An exceptional, large and unique carved bas relief wall panel by Sylva Bernt (1910 - 1995)

An exceptional, large and unique carved bas relief wall panel by Sylva Bernt (1910 - 1995)


Comprising six carved Caen limestone panels depicting an overall scene of ship-making and navigation. Signed 'S. BERNT' bottom left.

Paris, circa 1957                                                                                     

Provenance: Designed for a private mansion in Neuilly-sur-Seine, entirely decorated by André Arbus, possibly for Arbus' daughter Madeleine Thorel Arbus. See image in situ.

The decoration, which depicts boat building and navigation, is inspired by ancient mythology typical to Bernt's repertoire. Her skill and artistry is exemplified by her ability to capture a sense of movement and dynamism in such shallow carving and clearly she took inspiration from Neo-Assyrian bas reliefs. This work offers a modernised interpretation of those sculptures.

Sylva Bernt was an Italian sculptor and, like many female artists of the 20th century, didn't gain the attention that many of her male peers did, despite her extraordinary talent. As a result, we know less about her than we'd like. However, we do know that her career accelerated after her introduction to architect and furniture designer, André Arbus at the Venetian home of their mutual friend Guido Cadorin in 1952. Following their initial meeting, Bernt was invited by Arbus to collaborate on the interiors of the Bretagne ocean liner (1951-52), creating a large stone altar in direct carving for the ship's chapel.

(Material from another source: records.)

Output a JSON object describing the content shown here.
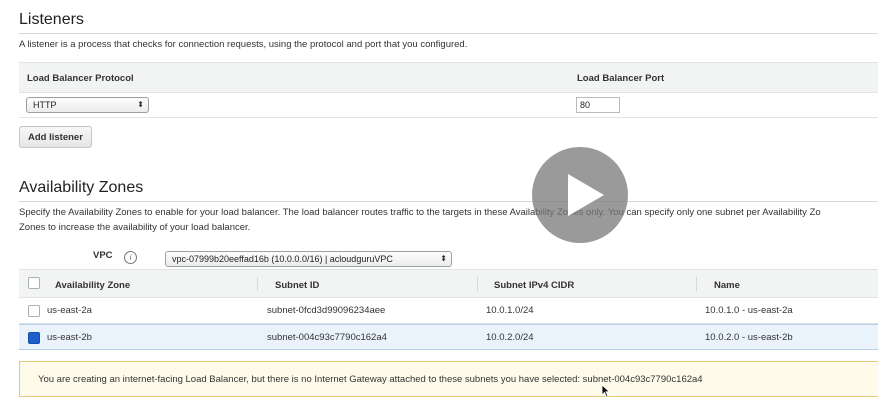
{
  "listeners": {
    "title": "Listeners",
    "description": "A listener is a process that checks for connection requests, using the protocol and port that you configured.",
    "col_protocol": "Load Balancer Protocol",
    "col_port": "Load Balancer Port",
    "protocol_value": "HTTP",
    "port_value": "80",
    "add_label": "Add listener"
  },
  "az": {
    "title": "Availability Zones",
    "description_line1": "Specify the Availability Zones to enable for your load balancer. The load balancer routes traffic to the targets in these Availability Zones only. You can specify only one subnet per Availability Zo",
    "description_line2": "Zones to increase the availability of your load balancer.",
    "vpc_label": "VPC",
    "vpc_value": "vpc-07999b20eeffad16b (10.0.0.0/16) | acloudguruVPC",
    "columns": {
      "zone": "Availability Zone",
      "subnet": "Subnet ID",
      "cidr": "Subnet IPv4 CIDR",
      "name": "Name"
    },
    "rows": [
      {
        "zone": "us-east-2a",
        "subnet": "subnet-0fcd3d99096234aee",
        "cidr": "10.0.1.0/24",
        "name": "10.0.1.0 - us-east-2a",
        "checked": false
      },
      {
        "zone": "us-east-2b",
        "subnet": "subnet-004c93c7790c162a4",
        "cidr": "10.0.2.0/24",
        "name": "10.0.2.0 - us-east-2b",
        "checked": true
      }
    ]
  },
  "warning": {
    "text": "You are creating an internet-facing Load Balancer, but there is no Internet Gateway attached to these subnets you have selected: subnet-004c93c7790c162a4"
  },
  "colors": {
    "accent": "#1f5fc9",
    "warning_bg": "#fffbea",
    "warning_border": "#e8c77a"
  },
  "icons": {
    "info": "info-icon",
    "play": "play-icon",
    "cursor": "mouse-cursor-icon"
  }
}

Bernt soon after relocated to Paris, and, while continuing to pursue personal work from her studio on Avenue du Maine, became the practitioner, close friend and muse of Arbus. Bernt carried out some of the ornamental sculptural elements that played a significant role in Arbus' highly collectable furniture designs, as well as in his interiors. 

Although the sculptors Vadim Androusov and Henry Parayre also made mounts and sculptures for Arbus' designs, Bernt is considered the strongest inspiration in Arbus' turn towards sculpture towards the end of his career.  Later in his life, Arbus considered himself primarily a sculptor and architecture and design were secondary pursuits.

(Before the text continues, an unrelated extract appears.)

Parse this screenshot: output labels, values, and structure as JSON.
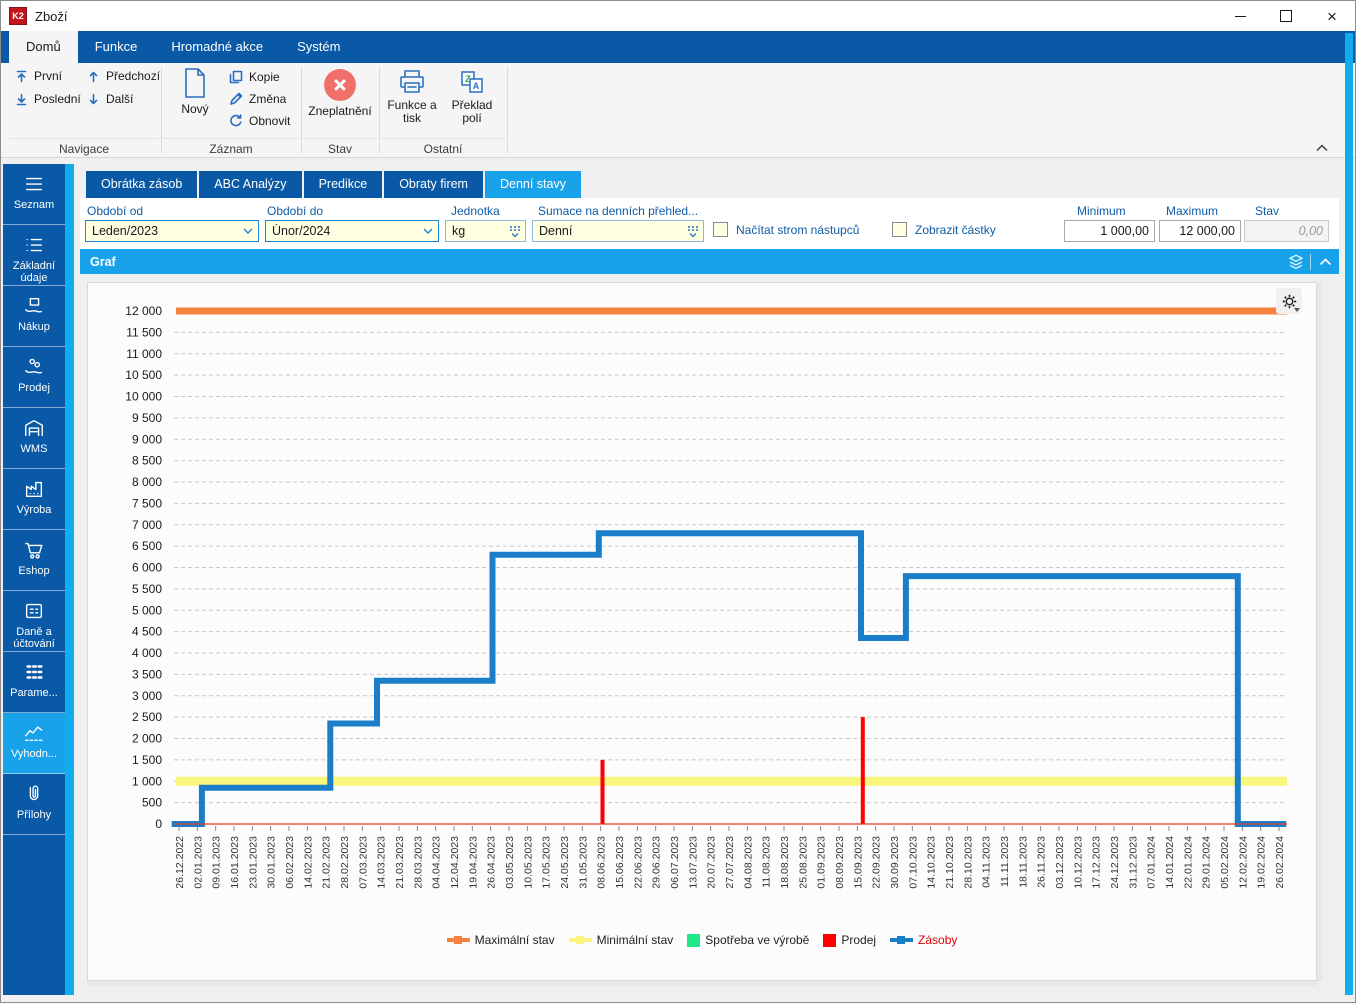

Bernt and Arbus' collaborations include private commissions, such as the construction of Jean-Marie Terrin's villa in Aix-en-Provence (1955), and also large official commissions such as the decoration of the Viêt Nam (1952) and Pasteur (1961) transatlantic liners and the Grand Salon of the Palais des Consuls of the Chamber of Commerce of Rouen (1955-56), of which clear similarities can be drawn to our panels.  Bernt's output is considered highly collectible, and these panels are an important example of her work.

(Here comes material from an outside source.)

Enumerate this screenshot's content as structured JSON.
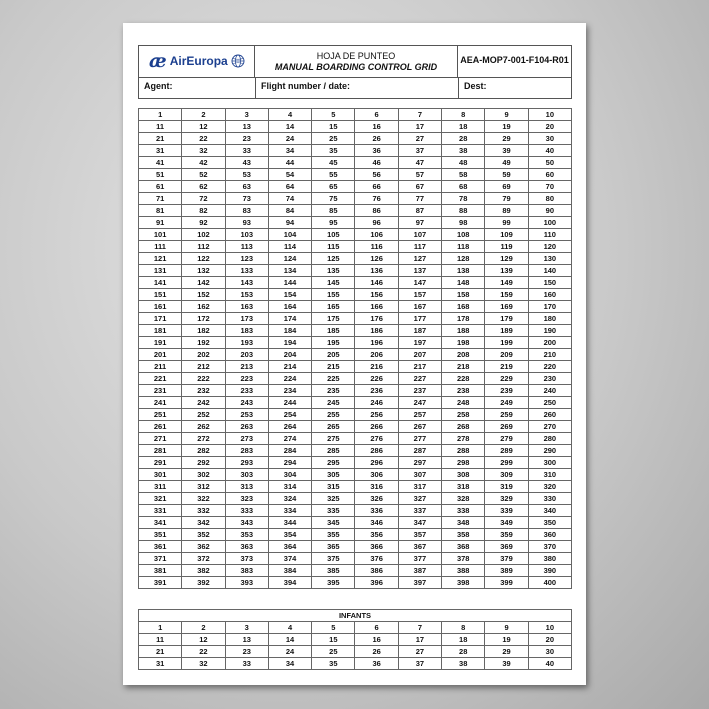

H: 279cm
W: 200cm
D: 5cm


Height 279 cm / 110"
Width 200 cm / 78 34"